Pale Indian Plantain: A Wasp Favorite

Pale Indian Plantain ~ Arnoglossum atriplicifolium (Cacalia atriplicifolia)

Pale Indian Plantain is by far one of the tallest native perennials in our landscape. It can reach heights of close to 10 feet.

The small, white flowers make up several umbels in a wide branched flower head. The flowerhead is around 12" wide in many plants.  It's in full bloom right now and the majority of insect visitors are wasps.

Read an earlier post about, and see more photos of Pale Indian Plantain.
This long Thread-Waisted Wasp (Ammophila sp.) is a regular visitor. A predator of caterpillars, they sting their prey then drag it back to their nest in the ground to feed their developing larvae. (Insects: Their Natural History and Diversity)
This Sand Wasp (Bicyrtes sp.) also likes the Plantain flowers. I typically see this wasp on Common Boneset.

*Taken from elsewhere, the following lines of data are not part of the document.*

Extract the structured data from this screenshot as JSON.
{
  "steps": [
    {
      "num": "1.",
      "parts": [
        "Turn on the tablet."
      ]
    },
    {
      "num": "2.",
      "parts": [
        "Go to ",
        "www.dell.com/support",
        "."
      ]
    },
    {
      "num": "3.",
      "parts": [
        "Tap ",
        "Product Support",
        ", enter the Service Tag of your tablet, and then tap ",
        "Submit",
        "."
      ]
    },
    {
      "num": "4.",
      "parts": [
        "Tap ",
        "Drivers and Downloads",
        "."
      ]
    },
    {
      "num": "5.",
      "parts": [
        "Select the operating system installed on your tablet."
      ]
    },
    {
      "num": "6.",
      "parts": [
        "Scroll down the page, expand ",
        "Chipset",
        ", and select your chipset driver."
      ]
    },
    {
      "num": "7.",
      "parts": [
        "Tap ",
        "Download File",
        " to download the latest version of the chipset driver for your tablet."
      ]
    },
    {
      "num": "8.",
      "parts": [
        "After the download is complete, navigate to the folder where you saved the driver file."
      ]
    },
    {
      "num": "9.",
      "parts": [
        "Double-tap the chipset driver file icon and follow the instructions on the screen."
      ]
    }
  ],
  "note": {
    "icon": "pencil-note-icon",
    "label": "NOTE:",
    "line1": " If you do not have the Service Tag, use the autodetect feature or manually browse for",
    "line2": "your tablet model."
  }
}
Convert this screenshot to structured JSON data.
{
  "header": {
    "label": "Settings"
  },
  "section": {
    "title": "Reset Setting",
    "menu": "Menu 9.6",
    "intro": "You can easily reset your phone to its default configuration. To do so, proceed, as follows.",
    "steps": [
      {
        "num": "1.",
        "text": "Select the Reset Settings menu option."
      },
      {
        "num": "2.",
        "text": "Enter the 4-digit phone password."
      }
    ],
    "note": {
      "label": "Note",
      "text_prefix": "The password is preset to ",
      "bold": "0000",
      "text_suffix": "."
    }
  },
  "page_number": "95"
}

This Potter Wasp (Eumenes sp.) with its characteristic bulbous abdomen. Many in this Genus make mud pot-like nests above ground. They also provision their nests with paralyzed caterpillars where a single egg is laid. (Insects: Their Natural History and Diversity)
The fast moving and difficult to photograph Golden Digger Wasp (Sphex ichneumoneus) was visiting Plantain flowers this afternoon. This beautifully colored wasp can seem intimidating for its size and buzz, but are not aggressive around flowers. These wasps capture katydids and take them back to their nests in the ground.